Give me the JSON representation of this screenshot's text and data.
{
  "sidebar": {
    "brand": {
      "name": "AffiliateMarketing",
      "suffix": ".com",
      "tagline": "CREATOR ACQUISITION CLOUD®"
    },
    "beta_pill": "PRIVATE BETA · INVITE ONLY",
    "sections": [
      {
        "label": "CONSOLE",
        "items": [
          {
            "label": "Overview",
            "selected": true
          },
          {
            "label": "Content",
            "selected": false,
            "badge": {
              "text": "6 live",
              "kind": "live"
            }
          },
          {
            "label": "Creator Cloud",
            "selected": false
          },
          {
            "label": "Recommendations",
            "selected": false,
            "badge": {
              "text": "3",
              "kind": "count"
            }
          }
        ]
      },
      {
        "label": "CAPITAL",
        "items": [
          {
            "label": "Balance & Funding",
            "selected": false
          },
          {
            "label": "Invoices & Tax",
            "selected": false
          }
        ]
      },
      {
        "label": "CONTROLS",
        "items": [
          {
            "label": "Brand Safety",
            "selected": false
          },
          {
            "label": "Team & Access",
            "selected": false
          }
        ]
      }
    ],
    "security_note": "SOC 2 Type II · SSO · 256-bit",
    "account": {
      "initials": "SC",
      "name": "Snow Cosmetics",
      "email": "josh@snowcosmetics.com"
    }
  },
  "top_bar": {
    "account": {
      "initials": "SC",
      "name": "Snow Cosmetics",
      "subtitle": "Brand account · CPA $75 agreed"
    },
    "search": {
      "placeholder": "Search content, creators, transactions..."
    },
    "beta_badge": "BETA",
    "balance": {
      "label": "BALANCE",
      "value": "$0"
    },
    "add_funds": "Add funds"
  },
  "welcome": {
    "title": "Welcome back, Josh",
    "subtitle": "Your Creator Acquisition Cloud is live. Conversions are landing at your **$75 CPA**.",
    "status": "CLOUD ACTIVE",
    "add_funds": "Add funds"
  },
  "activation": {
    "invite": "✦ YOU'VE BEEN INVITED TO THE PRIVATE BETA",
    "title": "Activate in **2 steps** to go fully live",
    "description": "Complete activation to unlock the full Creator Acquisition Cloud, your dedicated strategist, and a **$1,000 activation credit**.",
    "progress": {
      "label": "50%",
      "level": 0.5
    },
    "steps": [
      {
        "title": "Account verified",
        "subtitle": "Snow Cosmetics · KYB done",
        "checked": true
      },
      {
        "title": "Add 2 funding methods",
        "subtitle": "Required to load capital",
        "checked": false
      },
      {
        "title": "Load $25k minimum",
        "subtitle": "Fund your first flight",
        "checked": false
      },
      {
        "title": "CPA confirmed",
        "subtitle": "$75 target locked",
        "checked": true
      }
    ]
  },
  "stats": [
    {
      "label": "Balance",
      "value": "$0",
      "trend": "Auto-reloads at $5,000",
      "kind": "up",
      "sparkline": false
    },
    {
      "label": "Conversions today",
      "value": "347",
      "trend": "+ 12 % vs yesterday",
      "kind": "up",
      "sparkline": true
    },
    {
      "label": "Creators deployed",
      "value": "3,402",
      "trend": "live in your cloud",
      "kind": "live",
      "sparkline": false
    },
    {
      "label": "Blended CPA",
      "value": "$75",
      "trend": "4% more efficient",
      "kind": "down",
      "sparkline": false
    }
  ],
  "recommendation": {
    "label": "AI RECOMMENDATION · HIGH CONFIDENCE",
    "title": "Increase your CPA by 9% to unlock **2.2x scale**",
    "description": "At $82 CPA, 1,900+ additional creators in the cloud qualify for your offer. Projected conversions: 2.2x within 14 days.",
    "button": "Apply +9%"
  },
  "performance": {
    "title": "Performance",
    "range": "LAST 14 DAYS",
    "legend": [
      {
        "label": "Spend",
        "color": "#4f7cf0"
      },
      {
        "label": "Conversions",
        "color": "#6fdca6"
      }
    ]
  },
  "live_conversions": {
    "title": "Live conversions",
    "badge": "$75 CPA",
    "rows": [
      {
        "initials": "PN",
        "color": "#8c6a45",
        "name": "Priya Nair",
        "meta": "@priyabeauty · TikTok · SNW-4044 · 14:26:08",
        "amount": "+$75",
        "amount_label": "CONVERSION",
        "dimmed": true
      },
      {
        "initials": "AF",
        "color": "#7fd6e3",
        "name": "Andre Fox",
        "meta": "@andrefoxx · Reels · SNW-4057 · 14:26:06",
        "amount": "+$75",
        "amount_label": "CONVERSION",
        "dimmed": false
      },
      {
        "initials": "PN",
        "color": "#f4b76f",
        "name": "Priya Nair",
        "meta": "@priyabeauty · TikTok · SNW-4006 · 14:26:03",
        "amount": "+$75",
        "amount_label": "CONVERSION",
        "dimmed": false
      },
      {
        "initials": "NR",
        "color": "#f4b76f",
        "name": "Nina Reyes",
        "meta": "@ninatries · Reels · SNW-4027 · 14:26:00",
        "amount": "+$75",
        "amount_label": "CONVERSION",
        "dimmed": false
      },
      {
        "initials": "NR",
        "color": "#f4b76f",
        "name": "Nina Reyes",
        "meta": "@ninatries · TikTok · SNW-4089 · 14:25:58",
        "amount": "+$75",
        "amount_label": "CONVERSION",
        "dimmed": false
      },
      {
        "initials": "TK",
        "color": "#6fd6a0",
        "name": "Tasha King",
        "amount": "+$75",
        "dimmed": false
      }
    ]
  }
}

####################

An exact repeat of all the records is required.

Give me the JSON representation of this screenshot's text and data.
{
  "sidebar": {
    "brand": {
      "name": "AffiliateMarketing",
      "suffix": ".com",
      "tagline": "CREATOR ACQUISITION CLOUD®"
    },
    "beta_pill": "PRIVATE BETA · INVITE ONLY",
    "sections": [
      {
        "label": "CONSOLE",
        "items": [
          {
            "label": "Overview",
            "selected": true
          },
          {
            "label": "Content",
            "selected": false,
            "badge": {
              "text": "6 live",
              "kind": "live"
            }
          },
          {
            "label": "Creator Cloud",
            "selected": false
          },
          {
            "label": "Recommendations",
            "selected": false,
            "badge": {
              "text": "3",
              "kind": "count"
            }
          }
        ]
      },
      {
        "label": "CAPITAL",
        "items": [
          {
            "label": "Balance & Funding",
            "selected": false
          },
          {
            "label": "Invoices & Tax",
            "selected": false
          }
        ]
      },
      {
        "label": "CONTROLS",
        "items": [
          {
            "label": "Brand Safety",
            "selected": false
          },
          {
            "label": "Team & Access",
            "selected": false
          }
        ]
      }
    ],
    "security_note": "SOC 2 Type II · SSO · 256-bit",
    "account": {
      "initials": "SC",
      "name": "Snow Cosmetics",
      "email": "josh@snowcosmetics.com"
    }
  },
  "top_bar": {
    "account": {
      "initials": "SC",
      "name": "Snow Cosmetics",
      "subtitle": "Brand account · CPA $75 agreed"
    },
    "search": {
      "placeholder": "Search content, creators, transactions..."
    },
    "beta_badge": "BETA",
    "balance": {
      "label": "BALANCE",
      "value": "$0"
    },
    "add_funds": "Add funds"
  },
  "welcome": {
    "title": "Welcome back, Josh",
    "subtitle": "Your Creator Acquisition Cloud is live. Conversions are landing at your **$75 CPA**.",
    "status": "CLOUD ACTIVE",
    "add_funds": "Add funds"
  },
  "activation": {
    "invite": "✦ YOU'VE BEEN INVITED TO THE PRIVATE BETA",
    "title": "Activate in **2 steps** to go fully live",
    "description": "Complete activation to unlock the full Creator Acquisition Cloud, your dedicated strategist, and a **$1,000 activation credit**.",
    "progress": {
      "label": "50%",
      "level": 0.5
    },
    "steps": [
      {
        "title": "Account verified",
        "subtitle": "Snow Cosmetics · KYB done",
        "checked": true
      },
      {
        "title": "Add 2 funding methods",
        "subtitle": "Required to load capital",
        "checked": false
      },
      {
        "title": "Load $25k minimum",
        "subtitle": "Fund your first flight",
        "checked": false
      },
      {
        "title": "CPA confirmed",
        "subtitle": "$75 target locked",
        "checked": true
      }
    ]
  },
  "stats": [
    {
      "label": "Balance",
      "value": "$0",
      "trend": "Auto-reloads at $5,000",
      "kind": "up",
      "sparkline": false
    },
    {
      "label": "Conversions today",
      "value": "347",
      "trend": "+ 12 % vs yesterday",
      "kind": "up",
      "sparkline": true
    },
    {
      "label": "Creators deployed",
      "value": "3,402",
      "trend": "live in your cloud",
      "kind": "live",
      "sparkline": false
    },
    {
      "label": "Blended CPA",
      "value": "$75",
      "trend": "4% more efficient",
      "kind": "down",
      "sparkline": false
    }
  ],
  "recommendation": {
    "label": "AI RECOMMENDATION · HIGH CONFIDENCE",
    "title": "Increase your CPA by 9% to unlock **2.2x scale**",
    "description": "At $82 CPA, 1,900+ additional creators in the cloud qualify for your offer. Projected conversions: 2.2x within 14 days.",
    "button": "Apply +9%"
  },
  "performance": {
    "title": "Performance",
    "range": "LAST 14 DAYS",
    "legend": [
      {
        "label": "Spend",
        "color": "#4f7cf0"
      },
      {
        "label": "Conversions",
        "color": "#6fdca6"
      }
    ]
  },
  "live_conversions": {
    "title": "Live conversions",
    "badge": "$75 CPA",
    "rows": [
      {
        "initials": "PN",
        "color": "#8c6a45",
        "name": "Priya Nair",
        "meta": "@priyabeauty · TikTok · SNW-4044 · 14:26:08",
        "amount": "+$75",
        "amount_label": "CONVERSION",
        "dimmed": true
      },
      {
        "initials": "AF",
        "color": "#7fd6e3",
        "name": "Andre Fox",
        "meta": "@andrefoxx · Reels · SNW-4057 · 14:26:06",
        "amount": "+$75",
        "amount_label": "CONVERSION",
        "dimmed": false
      },
      {
        "initials": "PN",
        "color": "#f4b76f",
        "name": "Priya Nair",
        "meta": "@priyabeauty · TikTok · SNW-4006 · 14:26:03",
        "amount": "+$75",
        "amount_label": "CONVERSION",
        "dimmed": false
      },
      {
        "initials": "NR",
        "color": "#f4b76f",
        "name": "Nina Reyes",
        "meta": "@ninatries · Reels · SNW-4027 · 14:26:00",
        "amount": "+$75",
        "amount_label": "CONVERSION",
        "dimmed": false
      },
      {
        "initials": "NR",
        "color": "#f4b76f",
        "name": "Nina Reyes",
        "meta": "@ninatries · TikTok · SNW-4089 · 14:25:58",
        "amount": "+$75",
        "amount_label": "CONVERSION",
        "dimmed": false
      },
      {
        "initials": "TK",
        "color": "#6fd6a0",
        "name": "Tasha King",
        "amount": "+$75",
        "dimmed": false
      }
    ]
  }
}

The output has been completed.